The International Criminal Court (ICC) has launched a preliminary investigation into Myanmar's crackdown on the Muslim-majority Rohingya that forced hundreds of thousands to flee across the border to Bangladesh.
The examination will look at a range of allegations against Myanmar's security forces that could include the killing of Rohingya civilians, sexual violence, forced disappearance, destruction and looting, ICC prosecutor Fatou Bensouda said in a written statement on Tuesday.
"A preliminary examination is not an investigation but a process of examining the information available in order to reach a fully informed determination on whether there is a reasonable basis to proceed with an investigation," Bensouda added.
Myanmar has repeatedly argued that the ICC does not have jurisdiction to investigate the allegations because it is not a party to the Rome Statute, which established the court.
The ICC authorised Bensouda to open the case after its judges ruled that the alleged crime of deportation happened partly in Bangladesh, which is a member of the court.

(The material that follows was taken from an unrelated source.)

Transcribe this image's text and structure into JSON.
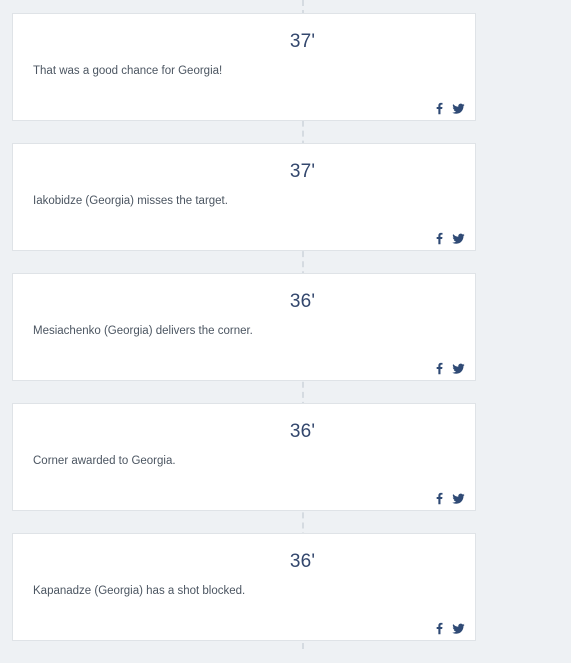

"While Myanmar is not a State Party to the ICC, Bangladesh is. The Court may therefore exercise jurisdiction over conduct to the extent it partly occurred on the territory of Bangladesh," Bensouda wrote.
The announcement followed the release of a UN report that detailed allegations of crimes committed by the Myanmar military against the Rohingya.

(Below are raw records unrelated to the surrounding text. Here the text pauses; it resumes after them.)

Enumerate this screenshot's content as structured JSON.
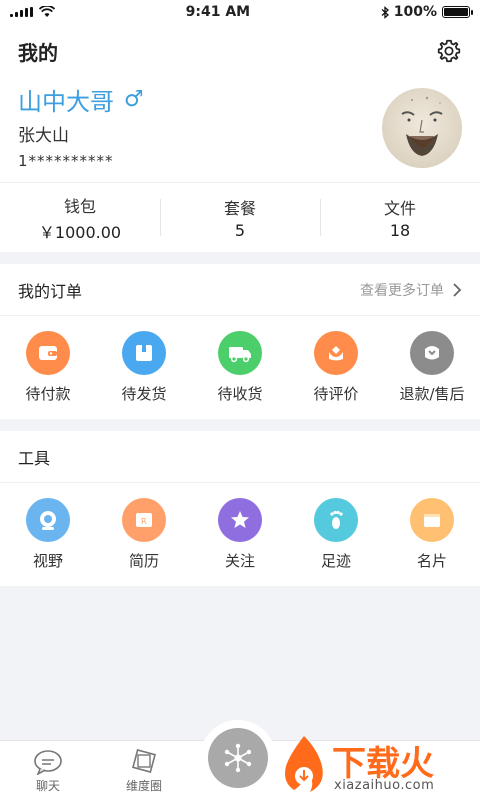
{
  "status_bar": {
    "time": "9:41 AM",
    "battery": "100%",
    "battery_level": 1.0
  },
  "header": {
    "title": "我的"
  },
  "profile": {
    "nickname": "山中大哥",
    "gender_symbol": "♂",
    "real_name": "张大山",
    "phone": "1**********"
  },
  "stats": [
    {
      "label": "钱包",
      "value": "￥1000.00"
    },
    {
      "label": "套餐",
      "value": "5"
    },
    {
      "label": "文件",
      "value": "18"
    }
  ],
  "orders": {
    "title": "我的订单",
    "more_label": "查看更多订单",
    "items": [
      {
        "label": "待付款",
        "icon": "wallet-icon",
        "color": "#ff8c4a"
      },
      {
        "label": "待发货",
        "icon": "box-icon",
        "color": "#4aa8f0"
      },
      {
        "label": "待收货",
        "icon": "truck-icon",
        "color": "#4ccf6a"
      },
      {
        "label": "待评价",
        "icon": "flower-icon",
        "color": "#ff8c4a"
      },
      {
        "label": "退款/售后",
        "icon": "service-icon",
        "color": "#8c8c8c"
      }
    ]
  },
  "tools": {
    "title": "工具",
    "items": [
      {
        "label": "视野",
        "icon": "camera-icon",
        "color": "#6ab5f0"
      },
      {
        "label": "简历",
        "icon": "resume-icon",
        "color": "#ffa06a"
      },
      {
        "label": "关注",
        "icon": "star-icon",
        "color": "#8f6ee0"
      },
      {
        "label": "足迹",
        "icon": "footprint-icon",
        "color": "#55c9dd"
      },
      {
        "label": "名片",
        "icon": "card-icon",
        "color": "#ffc072"
      }
    ]
  },
  "tabbar": {
    "tabs": [
      {
        "label": "聊天",
        "icon": "chat-icon"
      },
      {
        "label": "维度圈",
        "icon": "circle-icon"
      }
    ]
  },
  "watermark": {
    "text": "下载火",
    "sub": "xiazaihuo.com"
  }
}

It reiterated earlier findings that some senior Myanmar military officials should be prosecuted for war crimes and genocide.
Myanmar's ambassador in Geneva called that report "one-sided" and "flawed."
More than 700,000 mostly Muslim Rohingya have fled to Bangladesh since August last year.
The UN's refugee agency, UNHCR, estimates that children make up 55 percent of the total Rohingya refugee population in Bangladesh.
A family-counting exercise conducted in December 2017 by the UNHCR found more than 5,500 families being led by children under 18.
The Rohingya were stripped of citizenship in 1982 and have been subject to persecution in the Rakhine state of Myanmar, where most lived.
Labelled 'Bengali' by the government and much of the Myanmar population, to infer that they are interlopers from Bangladesh, Rohingya are denied access to healthcare, education and freedom of movement.